■ **GOAL OF THE EXERCISE**: An exact retyping of all lines below is the answer; pictures do not belong in it.
•••
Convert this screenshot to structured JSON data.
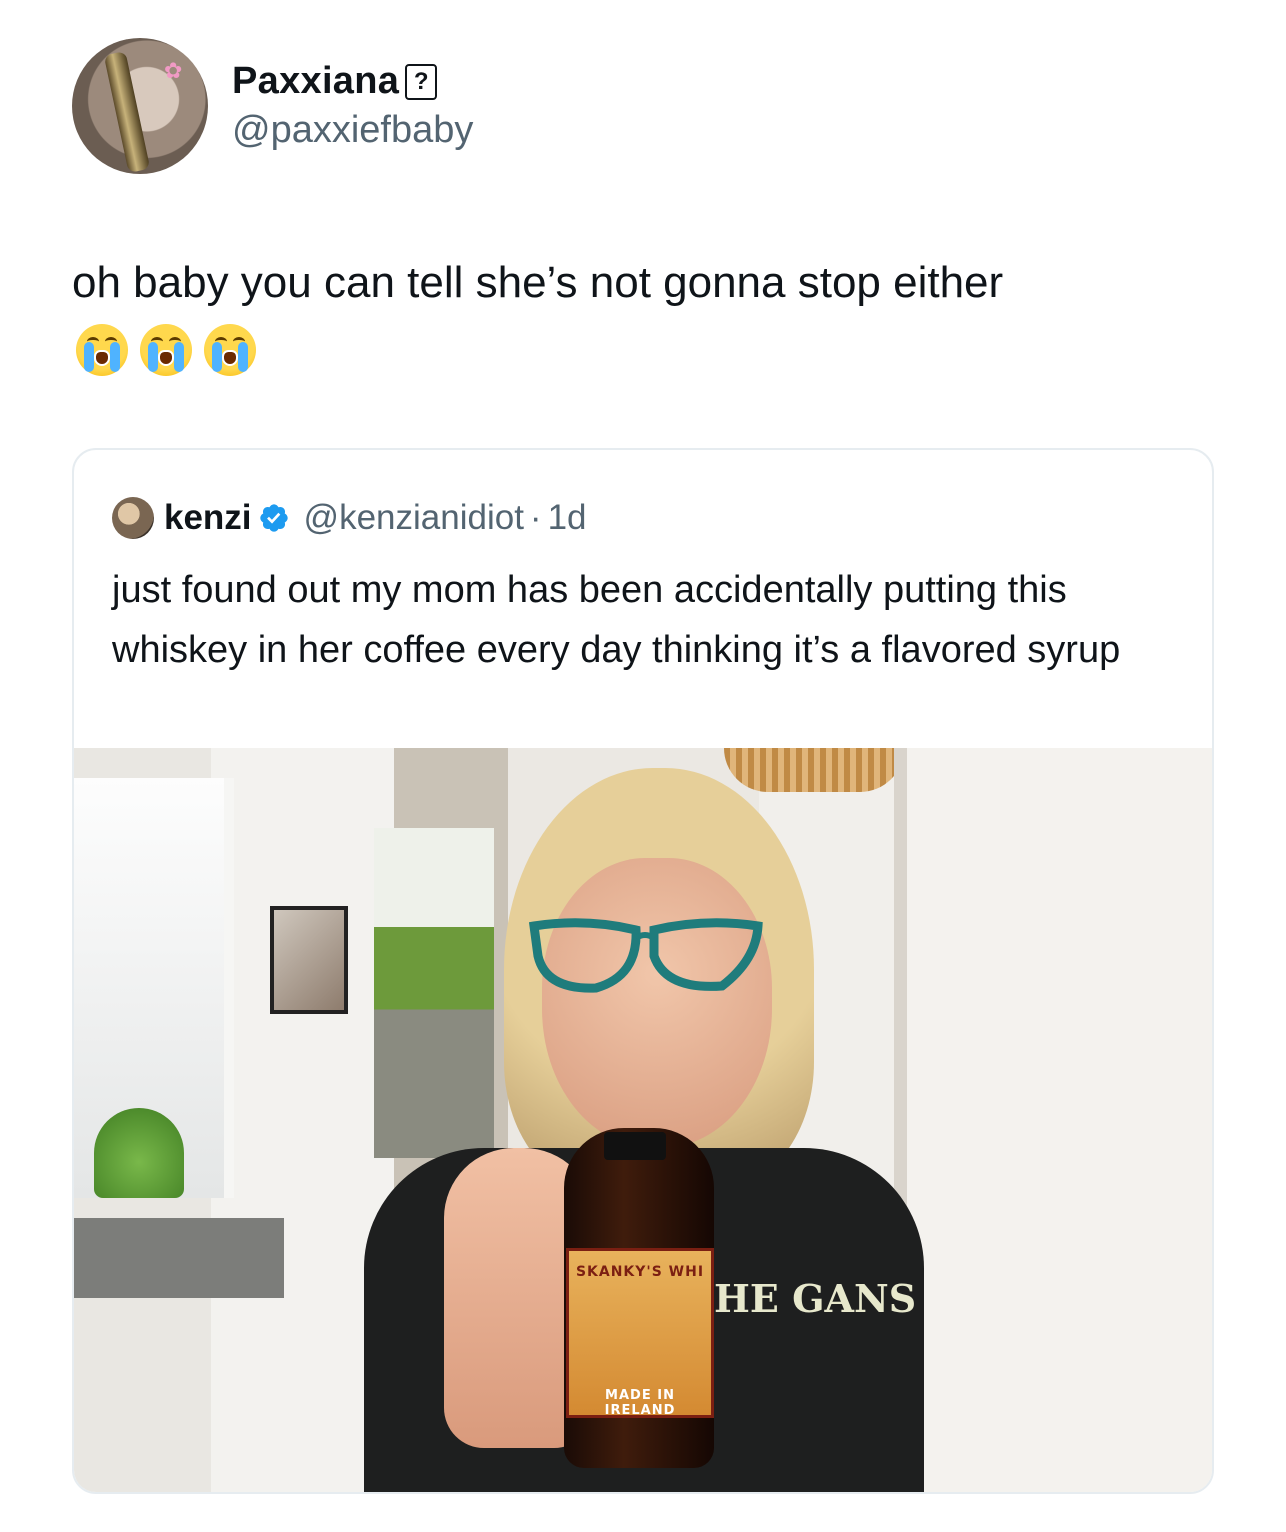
{
  "tweet": {
    "author": {
      "display_name": "Paxxiana",
      "name_glyph": "?",
      "handle": "@paxxiefbaby"
    },
    "text": "oh baby you can tell she’s not gonna stop either",
    "emoji": [
      "loudly-crying-face",
      "loudly-crying-face",
      "loudly-crying-face"
    ]
  },
  "quoted": {
    "author": {
      "display_name": "kenzi",
      "handle": "@kenzianidiot",
      "separator": "·",
      "time": "1d"
    },
    "text": "just found out my mom has been accidentally putting this whiskey in her coffee every day thinking it’s a flavored syrup",
    "media": {
      "bottle_label_top": "SKANKY'S WHI",
      "bottle_label_bottom": "MADE IN IRELAND",
      "shirt_text": "HE GANS"
    }
  },
  "colors": {
    "text": "#0f1419",
    "secondary": "#536471",
    "border": "#e6ecf0",
    "verified": "#1d9bf0"
  }
}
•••
■ **OUTPUT FOR THIS EXERCISE**:
Convert this screenshot to structured JSON data.
{
  "tweet": {
    "author": {
      "display_name": "Paxxiana",
      "name_glyph": "?",
      "handle": "@paxxiefbaby"
    },
    "text": "oh baby you can tell she’s not gonna stop either",
    "emoji": [
      "loudly-crying-face",
      "loudly-crying-face",
      "loudly-crying-face"
    ]
  },
  "quoted": {
    "author": {
      "display_name": "kenzi",
      "handle": "@kenzianidiot",
      "separator": "·",
      "time": "1d"
    },
    "text": "just found out my mom has been accidentally putting this whiskey in her coffee every day thinking it’s a flavored syrup",
    "media": {
      "bottle_label_top": "SKANKY'S WHI",
      "bottle_label_bottom": "MADE IN IRELAND",
      "shirt_text": "HE GANS"
    }
  },
  "colors": {
    "text": "#0f1419",
    "secondary": "#536471",
    "border": "#e6ecf0",
    "verified": "#1d9bf0"
  }
}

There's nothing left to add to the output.